Driver rehabilitation program FAQ's

What is a driver rehabilitation program?

A driver rehabilitation program (DRP) evaluates the driving skills of persons who may have conditions that can affect driving.

These programs normally include three parts

  • an evaluation of the physical and mental abilities required for safe driving
  • a behind-the wheel driving evaluation
  • if indicated by the evaluation, a driver training program

Who performs driver rehabilitation evaluations?

Occupational therapists are normally the rehabilitation specialists who conduct driver rehabilitation evaluations. Driving is part of occupational therapy because it is an activity that is important to independence and to the quality of your life. Occupational therapists work with persons who may have physical or mental challenges and help them remain as independent as possible.

An occupational therapist assesses more than the skills, abilities and condition of a driver. The therapist is trained to assess the overall lifestyle and needs of the person. The evaluation of the person and their life includes assessment of the psychological and social well-being of the person.

The primary purpose of occupational therapy is to help the person remain independent. However, an evaluation may determine that a person needs to stop driving. In these cases, the occupational therapist can help the person and their family to find transportation other than driving.

What is assessed during a physical and mental evaluation?

The evaluation of the physical and mental condition of the driver can include computerized testing and sometimes a driving simulator. The following information and skills are evaluated:

  • Driving history - this evaluation includes assessment of
    • the frequency, length and reason for trips by the driver and the locations of trips (city or rural)
    • the types of roadways used (highways, busy intersections, etc)
    • the times of driving (for example driving at night or during rush hours)
    • whether the driver uses another person to help navigate and whether there is another resident who can drive
    • the knowledge of the driver about the area and area roadways
    • routine vehicle maintenance history.
  • Medicines - the assessment includes information about prescription and non-prescription medicines
  • Communication abilities - the assessment includes evaluations of the ability of the driver to read road signs, interpret symbols, and speak
  • Physical abilities - The assessments include evaluations of vision, hearing, the ability to freely move the body and limbs, strength, coordination and reaction times.

What is assessed during a behind-the-wheel driving evaluation?

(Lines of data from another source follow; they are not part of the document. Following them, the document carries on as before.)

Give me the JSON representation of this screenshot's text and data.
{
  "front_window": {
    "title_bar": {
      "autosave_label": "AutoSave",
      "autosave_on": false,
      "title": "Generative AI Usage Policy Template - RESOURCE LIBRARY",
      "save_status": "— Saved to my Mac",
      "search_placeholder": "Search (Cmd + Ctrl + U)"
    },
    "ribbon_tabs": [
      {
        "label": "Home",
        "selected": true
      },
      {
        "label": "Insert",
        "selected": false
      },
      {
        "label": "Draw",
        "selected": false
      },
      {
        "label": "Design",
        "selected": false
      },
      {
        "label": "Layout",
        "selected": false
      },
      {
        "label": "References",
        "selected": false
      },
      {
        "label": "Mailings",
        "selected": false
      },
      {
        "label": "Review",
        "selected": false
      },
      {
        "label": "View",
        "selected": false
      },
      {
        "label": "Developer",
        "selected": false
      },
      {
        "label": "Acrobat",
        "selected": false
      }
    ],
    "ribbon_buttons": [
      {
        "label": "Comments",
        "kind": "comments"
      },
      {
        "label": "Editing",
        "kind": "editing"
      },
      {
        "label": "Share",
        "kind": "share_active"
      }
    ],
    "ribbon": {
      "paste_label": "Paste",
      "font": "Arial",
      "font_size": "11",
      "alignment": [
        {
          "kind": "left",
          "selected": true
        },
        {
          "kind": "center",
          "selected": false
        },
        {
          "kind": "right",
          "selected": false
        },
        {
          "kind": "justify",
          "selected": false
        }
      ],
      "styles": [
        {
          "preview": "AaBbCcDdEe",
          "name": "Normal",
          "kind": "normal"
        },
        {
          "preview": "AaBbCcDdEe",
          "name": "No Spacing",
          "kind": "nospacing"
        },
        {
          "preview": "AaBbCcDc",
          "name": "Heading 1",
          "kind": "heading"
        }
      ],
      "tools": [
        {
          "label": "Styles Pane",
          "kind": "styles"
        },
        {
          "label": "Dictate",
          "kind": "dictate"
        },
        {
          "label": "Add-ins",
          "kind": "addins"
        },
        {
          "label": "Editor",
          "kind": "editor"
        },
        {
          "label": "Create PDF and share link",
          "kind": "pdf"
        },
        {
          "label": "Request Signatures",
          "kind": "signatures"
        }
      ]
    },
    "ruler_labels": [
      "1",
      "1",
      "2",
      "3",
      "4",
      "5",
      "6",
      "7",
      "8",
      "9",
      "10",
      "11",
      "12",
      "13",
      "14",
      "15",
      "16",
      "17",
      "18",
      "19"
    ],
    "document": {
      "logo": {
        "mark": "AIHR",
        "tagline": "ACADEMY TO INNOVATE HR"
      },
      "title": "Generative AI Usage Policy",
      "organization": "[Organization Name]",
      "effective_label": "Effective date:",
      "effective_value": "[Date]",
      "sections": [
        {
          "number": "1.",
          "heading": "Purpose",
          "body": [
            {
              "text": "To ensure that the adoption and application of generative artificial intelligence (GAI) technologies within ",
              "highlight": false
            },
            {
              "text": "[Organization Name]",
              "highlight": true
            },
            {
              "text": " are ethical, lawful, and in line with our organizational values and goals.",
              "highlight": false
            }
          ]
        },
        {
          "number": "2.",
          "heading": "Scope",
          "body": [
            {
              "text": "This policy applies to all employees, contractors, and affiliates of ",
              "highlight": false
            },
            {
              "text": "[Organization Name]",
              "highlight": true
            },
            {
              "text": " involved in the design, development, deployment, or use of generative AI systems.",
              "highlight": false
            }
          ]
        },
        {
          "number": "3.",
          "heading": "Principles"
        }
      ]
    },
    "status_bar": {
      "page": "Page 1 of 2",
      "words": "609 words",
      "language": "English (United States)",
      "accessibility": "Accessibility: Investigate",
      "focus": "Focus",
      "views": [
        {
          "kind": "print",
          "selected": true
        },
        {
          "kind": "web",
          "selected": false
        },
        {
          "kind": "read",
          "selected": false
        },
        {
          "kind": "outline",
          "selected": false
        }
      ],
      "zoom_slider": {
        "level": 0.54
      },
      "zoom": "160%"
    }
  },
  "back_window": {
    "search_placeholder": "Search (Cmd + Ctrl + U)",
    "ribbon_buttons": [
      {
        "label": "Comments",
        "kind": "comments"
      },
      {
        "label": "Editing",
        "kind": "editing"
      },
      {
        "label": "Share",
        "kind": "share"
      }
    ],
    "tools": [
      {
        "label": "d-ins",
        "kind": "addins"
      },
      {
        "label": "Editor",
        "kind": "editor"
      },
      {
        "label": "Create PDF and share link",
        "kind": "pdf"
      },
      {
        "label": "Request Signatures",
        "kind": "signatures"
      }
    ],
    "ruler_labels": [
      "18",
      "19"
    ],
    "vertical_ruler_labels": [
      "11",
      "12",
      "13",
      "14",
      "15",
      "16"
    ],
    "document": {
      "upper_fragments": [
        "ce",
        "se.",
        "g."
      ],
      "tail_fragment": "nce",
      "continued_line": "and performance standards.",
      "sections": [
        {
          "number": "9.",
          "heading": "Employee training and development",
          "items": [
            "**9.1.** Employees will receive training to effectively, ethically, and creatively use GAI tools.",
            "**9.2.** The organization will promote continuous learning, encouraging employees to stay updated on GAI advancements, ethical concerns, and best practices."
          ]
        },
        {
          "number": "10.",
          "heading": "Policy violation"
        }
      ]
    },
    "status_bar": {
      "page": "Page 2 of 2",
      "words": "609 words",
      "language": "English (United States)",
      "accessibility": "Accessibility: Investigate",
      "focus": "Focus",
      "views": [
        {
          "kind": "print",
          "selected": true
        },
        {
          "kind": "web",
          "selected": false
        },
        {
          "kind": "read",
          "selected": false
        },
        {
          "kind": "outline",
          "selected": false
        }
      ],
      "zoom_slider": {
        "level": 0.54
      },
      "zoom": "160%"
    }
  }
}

A behind-the-wheel driving evaluation is normally done in a specially-equipped vehicle with another set of brakes for the occupational therapist. The vehicle can also have added equipment and devices needed by the driver. For example, the vehicle can have hand controls, devices to assist steering, built-up pedals or other accessories.

During the behind-the-wheel evaluation, the occupational therapist looks for the abilities of the driver to

  • get into the car
  • adjust the equipment (seats, mirrors and other adjustable equipment)
  • start the car
  • control the vehicle while driving

The evaluation may be done on an off-road course or on local roads. What is evaluated includes:

  • the distances the driver keeps between their vehicle and other vehicles and objects
  • the position, speed and path of the vehicle on the road
  • if the driver can recognize hazards
  • how the driver communicates (for example, does the driver correctly understand road signs and communicate with other drivers through signals?)

What is done with information from a driver rehabilitation evaluation?

If conducted in a medical facility, the occupational therapist enters the results in the medical records of the driver. The results are also reported to the doctor if a doctor referred the driver for the evaluation. With the permission of the driver, the results and recommendations can be discussed with the family of the driver.

The evaluation results are recommendations only. The therapist is not required to report the results of the driver evaluation to the Department of Motor Vehicles (DMV). The therapist does not report the results to the DMV without the written consent of the driver. The driver must inform the DMV of medical conditions as required by law. The driver is asked to report a medical condition at the time of a driver license renewal.

A driver can request the DMV to conduct a re-evaluation of their skills. The DMV can also do a driver re-evaluation if the DMV receives information about the physical or mental condition of a driver and conduct based on

  • an accident report
  • the report of a doctor or a police officer
  • a report from a member of family of the driver or other citizen

The American Medical Association recommends that doctors use their best judgment to determine when to report an impaired driver to the state DMV. New York State laws do not require doctors to report impaired drivers.

Does health insurance pay the cost of a driver rehabilitation evaluation?

Health insurance will normally pay the cost of a driver rehabilitation evaluation by an occupational therapist if the person

  • has a medical diagnosis
  • has a referral from a doctor

Check with your health insurance carrier about what your policy includes.

How can I find a driver rehabilitation program?

Contact your doctor and local medical facilities where most driver rehabilitation programs are located. The Association for Driver Rehabilitation Specialists has a web page to search for certified driver rehabilitation specialists by state.

The sources of information for this web page included the AARP and the National Older Driver Research and Training Center.